▸ WHAT IS REQUIRED:
Copy the listing exactly, leaving out every picture.

▸ RECORDS TO USE:
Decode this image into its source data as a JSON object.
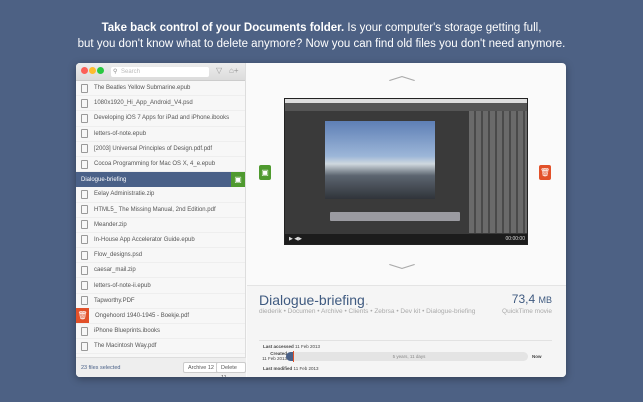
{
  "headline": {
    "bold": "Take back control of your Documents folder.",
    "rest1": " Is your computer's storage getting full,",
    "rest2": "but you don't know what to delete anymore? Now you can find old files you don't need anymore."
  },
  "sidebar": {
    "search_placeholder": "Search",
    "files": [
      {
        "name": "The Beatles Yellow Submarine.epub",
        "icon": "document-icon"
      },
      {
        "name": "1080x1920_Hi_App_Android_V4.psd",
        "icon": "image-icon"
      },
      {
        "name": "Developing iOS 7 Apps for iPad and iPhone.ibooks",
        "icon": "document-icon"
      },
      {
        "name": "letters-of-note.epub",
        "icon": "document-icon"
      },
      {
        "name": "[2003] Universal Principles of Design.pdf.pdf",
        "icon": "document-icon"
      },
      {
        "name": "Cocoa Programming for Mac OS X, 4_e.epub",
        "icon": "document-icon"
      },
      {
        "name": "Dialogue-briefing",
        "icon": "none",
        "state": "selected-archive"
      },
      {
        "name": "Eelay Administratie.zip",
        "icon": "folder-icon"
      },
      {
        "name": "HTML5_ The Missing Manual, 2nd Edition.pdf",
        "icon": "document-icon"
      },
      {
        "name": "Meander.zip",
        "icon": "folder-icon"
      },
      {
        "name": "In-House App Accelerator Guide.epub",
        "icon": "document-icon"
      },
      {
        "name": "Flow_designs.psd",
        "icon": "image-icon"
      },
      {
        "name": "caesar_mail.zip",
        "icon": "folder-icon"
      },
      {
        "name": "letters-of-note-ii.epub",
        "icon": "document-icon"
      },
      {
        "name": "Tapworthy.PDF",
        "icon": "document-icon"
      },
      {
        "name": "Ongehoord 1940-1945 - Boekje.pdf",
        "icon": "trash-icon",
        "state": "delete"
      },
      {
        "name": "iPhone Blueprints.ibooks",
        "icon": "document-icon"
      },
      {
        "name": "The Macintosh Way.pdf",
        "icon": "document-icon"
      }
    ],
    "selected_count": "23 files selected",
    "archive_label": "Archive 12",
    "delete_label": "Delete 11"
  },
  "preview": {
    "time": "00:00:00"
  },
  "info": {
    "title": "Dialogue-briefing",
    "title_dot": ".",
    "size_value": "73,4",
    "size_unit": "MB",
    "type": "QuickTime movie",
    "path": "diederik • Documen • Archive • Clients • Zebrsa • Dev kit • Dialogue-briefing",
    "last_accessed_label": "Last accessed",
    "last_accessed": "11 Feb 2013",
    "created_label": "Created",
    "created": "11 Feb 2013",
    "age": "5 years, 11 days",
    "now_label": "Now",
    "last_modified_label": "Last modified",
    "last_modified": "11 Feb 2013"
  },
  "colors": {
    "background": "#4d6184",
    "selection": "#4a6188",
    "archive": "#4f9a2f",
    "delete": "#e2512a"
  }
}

▸ OUTPUT:
Decode this image into its source data as a JSON object.
{
  "headline": {
    "bold": "Take back control of your Documents folder.",
    "rest1": " Is your computer's storage getting full,",
    "rest2": "but you don't know what to delete anymore? Now you can find old files you don't need anymore."
  },
  "sidebar": {
    "search_placeholder": "Search",
    "files": [
      {
        "name": "The Beatles Yellow Submarine.epub",
        "icon": "document-icon"
      },
      {
        "name": "1080x1920_Hi_App_Android_V4.psd",
        "icon": "image-icon"
      },
      {
        "name": "Developing iOS 7 Apps for iPad and iPhone.ibooks",
        "icon": "document-icon"
      },
      {
        "name": "letters-of-note.epub",
        "icon": "document-icon"
      },
      {
        "name": "[2003] Universal Principles of Design.pdf.pdf",
        "icon": "document-icon"
      },
      {
        "name": "Cocoa Programming for Mac OS X, 4_e.epub",
        "icon": "document-icon"
      },
      {
        "name": "Dialogue-briefing",
        "icon": "none",
        "state": "selected-archive"
      },
      {
        "name": "Eelay Administratie.zip",
        "icon": "folder-icon"
      },
      {
        "name": "HTML5_ The Missing Manual, 2nd Edition.pdf",
        "icon": "document-icon"
      },
      {
        "name": "Meander.zip",
        "icon": "folder-icon"
      },
      {
        "name": "In-House App Accelerator Guide.epub",
        "icon": "document-icon"
      },
      {
        "name": "Flow_designs.psd",
        "icon": "image-icon"
      },
      {
        "name": "caesar_mail.zip",
        "icon": "folder-icon"
      },
      {
        "name": "letters-of-note-ii.epub",
        "icon": "document-icon"
      },
      {
        "name": "Tapworthy.PDF",
        "icon": "document-icon"
      },
      {
        "name": "Ongehoord 1940-1945 - Boekje.pdf",
        "icon": "trash-icon",
        "state": "delete"
      },
      {
        "name": "iPhone Blueprints.ibooks",
        "icon": "document-icon"
      },
      {
        "name": "The Macintosh Way.pdf",
        "icon": "document-icon"
      }
    ],
    "selected_count": "23 files selected",
    "archive_label": "Archive 12",
    "delete_label": "Delete 11"
  },
  "preview": {
    "time": "00:00:00"
  },
  "info": {
    "title": "Dialogue-briefing",
    "title_dot": ".",
    "size_value": "73,4",
    "size_unit": "MB",
    "type": "QuickTime movie",
    "path": "diederik • Documen • Archive • Clients • Zebrsa • Dev kit • Dialogue-briefing",
    "last_accessed_label": "Last accessed",
    "last_accessed": "11 Feb 2013",
    "created_label": "Created",
    "created": "11 Feb 2013",
    "age": "5 years, 11 days",
    "now_label": "Now",
    "last_modified_label": "Last modified",
    "last_modified": "11 Feb 2013"
  },
  "colors": {
    "background": "#4d6184",
    "selection": "#4a6188",
    "archive": "#4f9a2f",
    "delete": "#e2512a"
  }
}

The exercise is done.